After my appointment to the project, the first stage was meeting the team at The Arts Development Company to select the final pieces from the submissions. With four plinths to fill we were looking for existing sculptures that created a cohesive group, whilst offering opportunities to both new and established artists from across Dorset.
Next was a site meeting at Langmoor Gardens in Lyme Regis with the project partners Adrian Rathbone from Lyme Forward, Mark Green from Lyme Regis Town Council and the project founder and previous curator John Calder. On a rather wet winters day, we headed out to find the ‘hidden’ plinth systems in the garden; some were so well hidden John needed his special plinth divining rod to locate them. Well almost all of them, one is still eluding us to date!
I then contacted the selected artists from Dorset to discuss some of the more technical logistics of how to secure their work and material considerations; one is made of sheet lead for example which necessitated a site away from direct access by the public.

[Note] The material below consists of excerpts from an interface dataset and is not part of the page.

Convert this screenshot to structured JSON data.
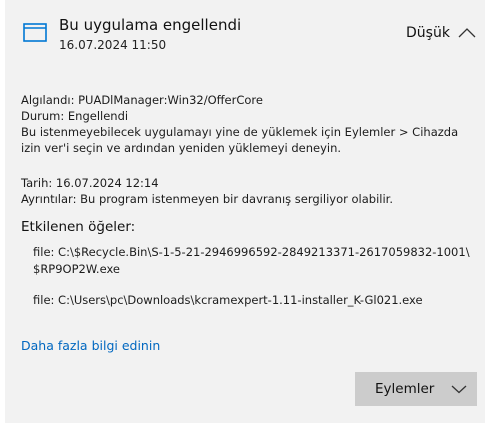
{
  "notification": {
    "title": "Bu uygulama engellendi",
    "timestamp": "16.07.2024 11:50",
    "severity": "Düşük",
    "icons": {
      "app": "app-window-icon",
      "collapse": "chevron-up-icon",
      "actions": "chevron-down-icon"
    }
  },
  "details": {
    "detected": "Algılandı: PUADlManager:Win32/OfferCore",
    "status": "Durum:  Engellendi",
    "instruction": "Bu istenmeyebilecek uygulamayı yine de yüklemek için Eylemler > Cihazda izin ver'i seçin ve ardından yeniden yüklemeyi deneyin.",
    "date": "Tarih: 16.07.2024 12:14",
    "description": "Ayrıntılar: Bu program istenmeyen bir davranış sergiliyor olabilir."
  },
  "affected": {
    "heading": "Etkilenen öğeler:",
    "items": [
      "file: C:\\$Recycle.Bin\\S-1-5-21-2946996592-2849213371-2617059832-1001\\ $RP9OP2W.exe",
      "file: C:\\Users\\pc\\Downloads\\kcramexpert-1.11-installer_K-Gl021.exe"
    ]
  },
  "links": {
    "learn_more": "Daha fazla bilgi edinin"
  },
  "actions": {
    "label": "Eylemler"
  },
  "colors": {
    "card_background": "#f2f2f2",
    "link": "#0067c0",
    "button": "#cccccc",
    "icon_accent": "#0078d4"
  }
}
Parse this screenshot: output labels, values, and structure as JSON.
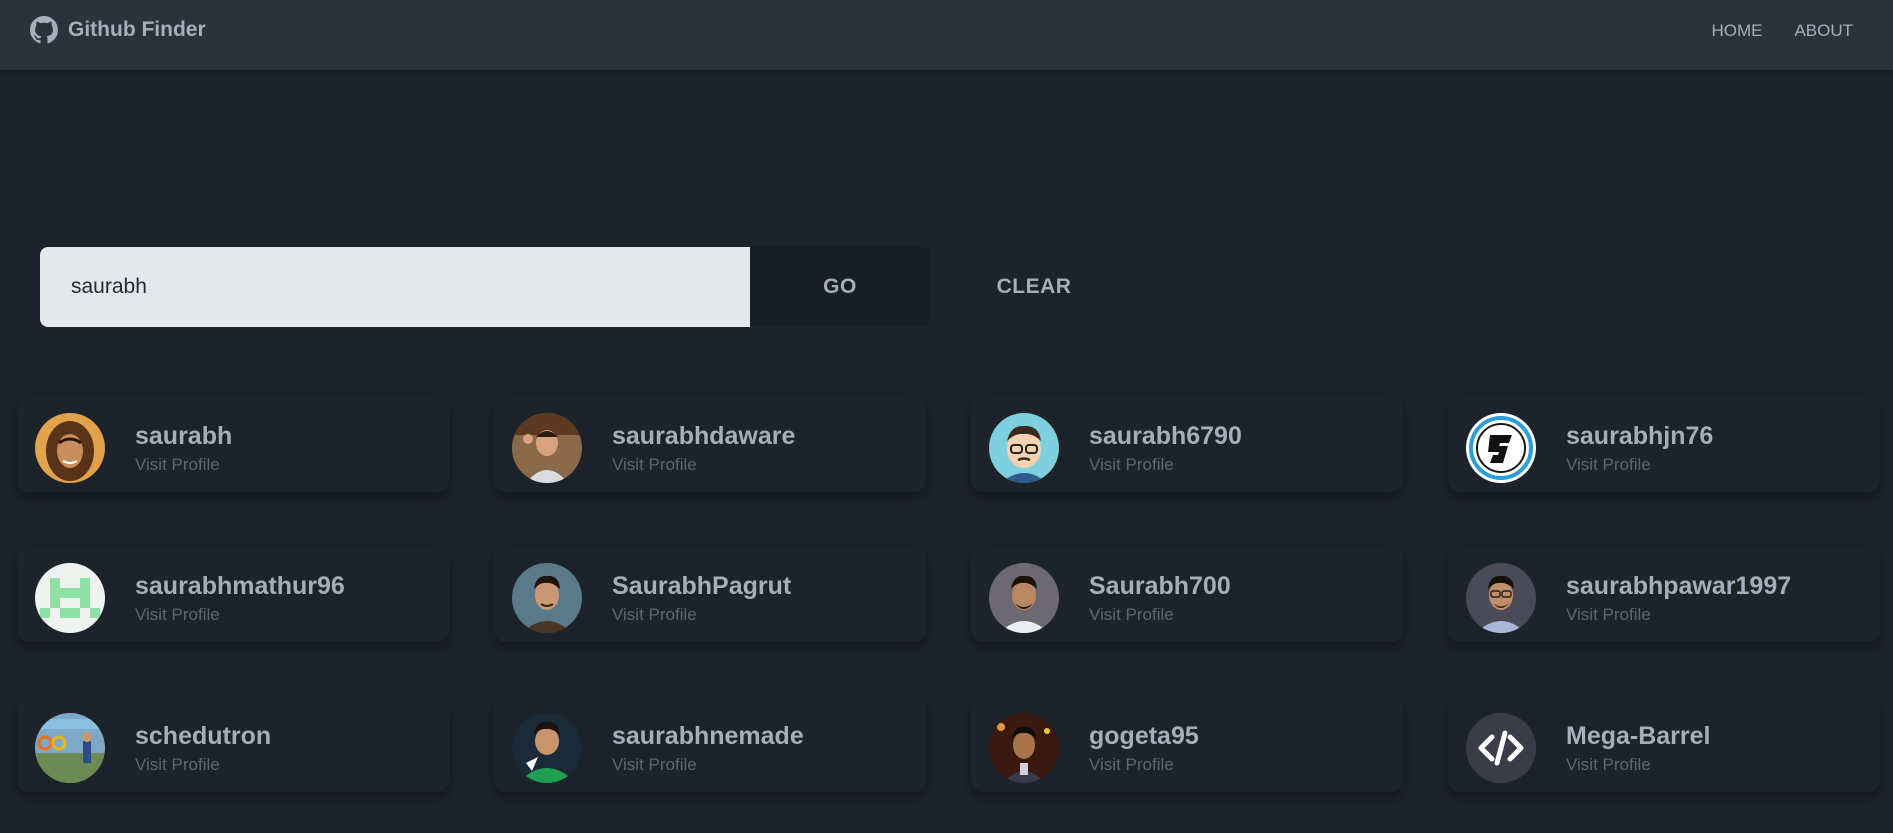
{
  "navbar": {
    "brand": "Github Finder",
    "brand_icon": "github-icon",
    "links": [
      {
        "label": "HOME"
      },
      {
        "label": "ABOUT"
      }
    ]
  },
  "search": {
    "value": "saurabh",
    "placeholder": "Search",
    "go_label": "GO",
    "clear_label": "CLEAR"
  },
  "users": [
    {
      "login": "saurabh",
      "link_label": "Visit Profile"
    },
    {
      "login": "saurabhdaware",
      "link_label": "Visit Profile"
    },
    {
      "login": "saurabh6790",
      "link_label": "Visit Profile"
    },
    {
      "login": "saurabhjn76",
      "link_label": "Visit Profile"
    },
    {
      "login": "saurabhmathur96",
      "link_label": "Visit Profile"
    },
    {
      "login": "SaurabhPagrut",
      "link_label": "Visit Profile"
    },
    {
      "login": "Saurabh700",
      "link_label": "Visit Profile"
    },
    {
      "login": "saurabhpawar1997",
      "link_label": "Visit Profile"
    },
    {
      "login": "schedutron",
      "link_label": "Visit Profile"
    },
    {
      "login": "saurabhnemade",
      "link_label": "Visit Profile"
    },
    {
      "login": "gogeta95",
      "link_label": "Visit Profile"
    },
    {
      "login": "Mega-Barrel",
      "link_label": "Visit Profile"
    }
  ],
  "colors": {
    "background": "#1d232a",
    "navbar": "#2a323c",
    "text": "#a6adbb",
    "input_bg": "#e5e7eb",
    "button_bg": "#191e24"
  }
}
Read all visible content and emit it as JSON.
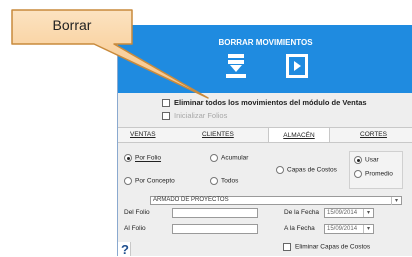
{
  "callout": {
    "text": "Borrar"
  },
  "header": {
    "title": "BORRAR MOVIMIENTOS",
    "brand_color": "#1f8be0"
  },
  "options": {
    "delete_all": "Eliminar todos los movimientos del módulo de Ventas",
    "init_folios": "Inicializar Folios"
  },
  "tabs": [
    "VENTAS",
    "CLIENTES",
    "ALMACÉN",
    "CORTES"
  ],
  "active_tab": "ALMACÉN",
  "filters": {
    "by_folio": "Por Folio",
    "by_concept": "Por Concepto",
    "accumulate": "Acumular",
    "all": "Todos",
    "cost_layers": "Capas de Costos",
    "use": "Usar",
    "average": "Promedio"
  },
  "warehouse": {
    "value": "ARMADO DE PROYECTOS"
  },
  "range": {
    "from_folio_label": "Del Folio",
    "to_folio_label": "Al Folio",
    "from_date_label": "De la Fecha",
    "to_date_label": "A la Fecha",
    "from_date": "15/09/2014",
    "to_date": "15/09/2014"
  },
  "delete_cost_layers": "Eliminar Capas de Costos",
  "help": "?"
}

A key aspect I learnt on working in the public realm is how this impacts on the way sculpture is installed and sited, as there is no monitoring or gallery style security.
Brendon Murless’ stunning The Air We Breathe would sit flanked by two hedges with clear views beyond to enhance the silhouette of his sculpture.

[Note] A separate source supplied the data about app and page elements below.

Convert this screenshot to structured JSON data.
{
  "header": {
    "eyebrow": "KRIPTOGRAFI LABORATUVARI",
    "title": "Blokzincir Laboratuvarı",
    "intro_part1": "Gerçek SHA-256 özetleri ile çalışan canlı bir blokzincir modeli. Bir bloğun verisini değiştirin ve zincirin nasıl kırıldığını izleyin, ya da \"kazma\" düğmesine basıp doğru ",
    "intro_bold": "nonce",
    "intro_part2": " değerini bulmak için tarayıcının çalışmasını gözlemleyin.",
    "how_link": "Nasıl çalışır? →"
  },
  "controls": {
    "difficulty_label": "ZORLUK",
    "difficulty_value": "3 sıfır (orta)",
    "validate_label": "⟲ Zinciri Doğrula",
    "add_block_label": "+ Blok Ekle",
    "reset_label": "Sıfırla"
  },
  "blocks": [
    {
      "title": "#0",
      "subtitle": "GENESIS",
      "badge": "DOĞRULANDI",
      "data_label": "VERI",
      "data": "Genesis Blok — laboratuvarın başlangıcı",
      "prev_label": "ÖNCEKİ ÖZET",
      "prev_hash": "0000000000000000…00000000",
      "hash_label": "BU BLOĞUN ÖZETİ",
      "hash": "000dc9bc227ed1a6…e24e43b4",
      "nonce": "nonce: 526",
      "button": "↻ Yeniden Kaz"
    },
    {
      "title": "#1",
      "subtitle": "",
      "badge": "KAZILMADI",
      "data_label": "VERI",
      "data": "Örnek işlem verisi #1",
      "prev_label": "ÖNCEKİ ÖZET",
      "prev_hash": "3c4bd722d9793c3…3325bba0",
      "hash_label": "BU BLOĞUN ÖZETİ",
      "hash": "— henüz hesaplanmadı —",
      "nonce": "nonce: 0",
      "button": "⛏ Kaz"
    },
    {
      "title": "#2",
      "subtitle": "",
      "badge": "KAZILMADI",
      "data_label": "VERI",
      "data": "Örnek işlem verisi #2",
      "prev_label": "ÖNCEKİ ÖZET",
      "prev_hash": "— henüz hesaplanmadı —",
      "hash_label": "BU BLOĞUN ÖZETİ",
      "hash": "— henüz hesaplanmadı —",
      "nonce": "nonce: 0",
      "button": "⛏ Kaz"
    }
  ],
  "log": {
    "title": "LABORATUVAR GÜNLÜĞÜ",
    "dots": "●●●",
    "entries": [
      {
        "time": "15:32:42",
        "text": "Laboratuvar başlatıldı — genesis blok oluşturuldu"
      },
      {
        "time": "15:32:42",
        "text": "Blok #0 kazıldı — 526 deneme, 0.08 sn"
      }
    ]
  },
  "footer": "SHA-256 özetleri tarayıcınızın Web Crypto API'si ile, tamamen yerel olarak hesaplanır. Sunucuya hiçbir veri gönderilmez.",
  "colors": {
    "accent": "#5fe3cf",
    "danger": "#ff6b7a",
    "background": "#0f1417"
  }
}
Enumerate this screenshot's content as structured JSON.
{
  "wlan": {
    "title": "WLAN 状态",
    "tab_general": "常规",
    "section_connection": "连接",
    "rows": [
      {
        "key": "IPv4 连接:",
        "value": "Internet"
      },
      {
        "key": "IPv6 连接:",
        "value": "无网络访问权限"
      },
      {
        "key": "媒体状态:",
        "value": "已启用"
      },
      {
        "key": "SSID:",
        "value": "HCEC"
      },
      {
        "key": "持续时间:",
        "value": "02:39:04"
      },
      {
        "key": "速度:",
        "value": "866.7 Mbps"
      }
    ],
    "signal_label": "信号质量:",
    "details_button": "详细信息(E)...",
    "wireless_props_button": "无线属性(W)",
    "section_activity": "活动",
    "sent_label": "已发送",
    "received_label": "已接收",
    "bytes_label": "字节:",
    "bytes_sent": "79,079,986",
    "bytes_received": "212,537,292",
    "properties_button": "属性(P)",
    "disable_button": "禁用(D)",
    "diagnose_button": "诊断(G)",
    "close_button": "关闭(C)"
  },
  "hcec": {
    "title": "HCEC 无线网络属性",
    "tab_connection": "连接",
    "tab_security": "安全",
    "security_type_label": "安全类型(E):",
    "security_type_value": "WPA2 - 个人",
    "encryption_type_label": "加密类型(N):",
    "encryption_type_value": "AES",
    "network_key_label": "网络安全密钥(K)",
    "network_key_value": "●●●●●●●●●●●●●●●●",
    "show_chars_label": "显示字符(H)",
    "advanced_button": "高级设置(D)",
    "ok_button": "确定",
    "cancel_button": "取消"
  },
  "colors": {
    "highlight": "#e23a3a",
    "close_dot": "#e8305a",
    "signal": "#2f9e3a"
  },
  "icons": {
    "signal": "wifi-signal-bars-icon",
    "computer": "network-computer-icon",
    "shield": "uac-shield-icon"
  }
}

While Carrie Mason Breaking Through’s organic form would look perfect amongst the pebbles on the lower pavilion roof:
We had also chosen Isla Chaney’s beautiful new ceramic sculptures Open Form 1 and 2, which needed to be sited in a protected location but visible.

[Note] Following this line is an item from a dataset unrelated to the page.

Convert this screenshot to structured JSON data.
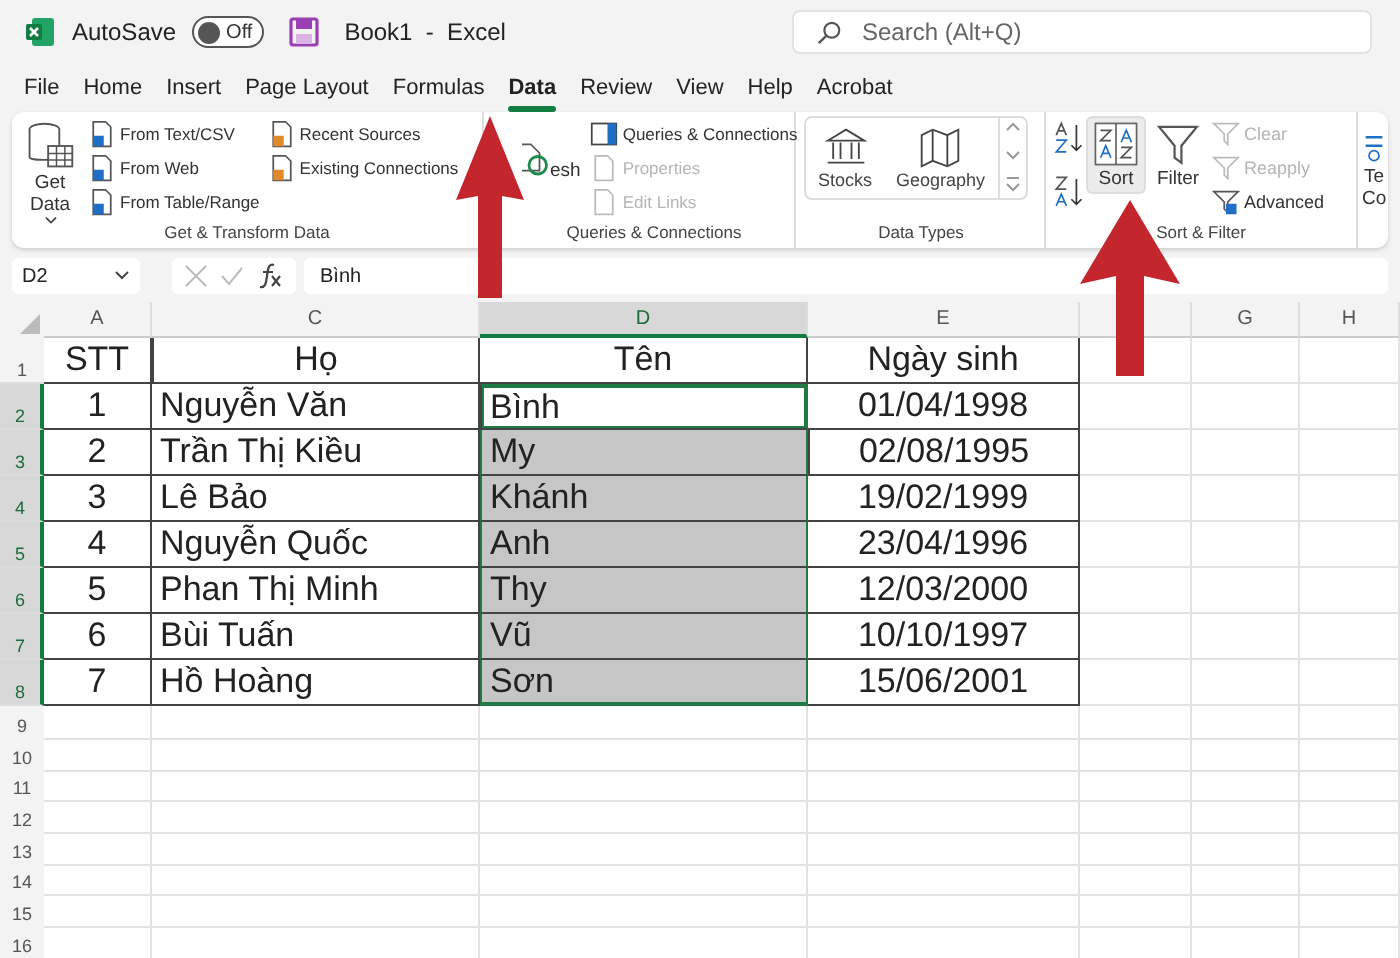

Cleo, Isla and I then headed back to Lyme Regis for another site meeting to decide on suitable locations.
We took into account the scale of the gardens and multiple pathways for visitors to explore. With this in mind, we decided to retain the existing four sculptures in the gardens to enhance the trail and create content at both the east and west end.
Final installation day was thankfully sunny and warm despite the forecast and a number of us wearing thermals! John Calder joined us armed with specialist equipment including metal grids, sledgehammers, drills and even a portable jig for cutting posts to the right angle!
After the obligatory ‘thinking juice’ coffee, work commenced and in a matter of a few hours, all the work was installed. Posts were bashed, concrete blocks painted, grids buried under pebbles, name plaques installed and only one sandwich stolen by the ever helpful seagulls!
It has been an amazing experience to curate my first outdoor public sculpture trail. My network has now grown to those I hope to work with again on future projects.
A big thank you to The Arts Development Company, especially team member Cleo Evans for this opportunity and in particular a big thank you to John Calder for all his incredible input, enthusiasm and support. It really was a fantastic team effort.
Having learnt a great deal through this process, I am keen to work with the team to secure future funding to develop and continue the trail. But for now, I am working on producing a short film on the South Dorset Ridgeway in winter!
Read more about the Lyme Sculpture Trail at Langmoor Gardens here
See the final Land of Bone and Stone South Dorset Ridgeway film Nikki also worked on here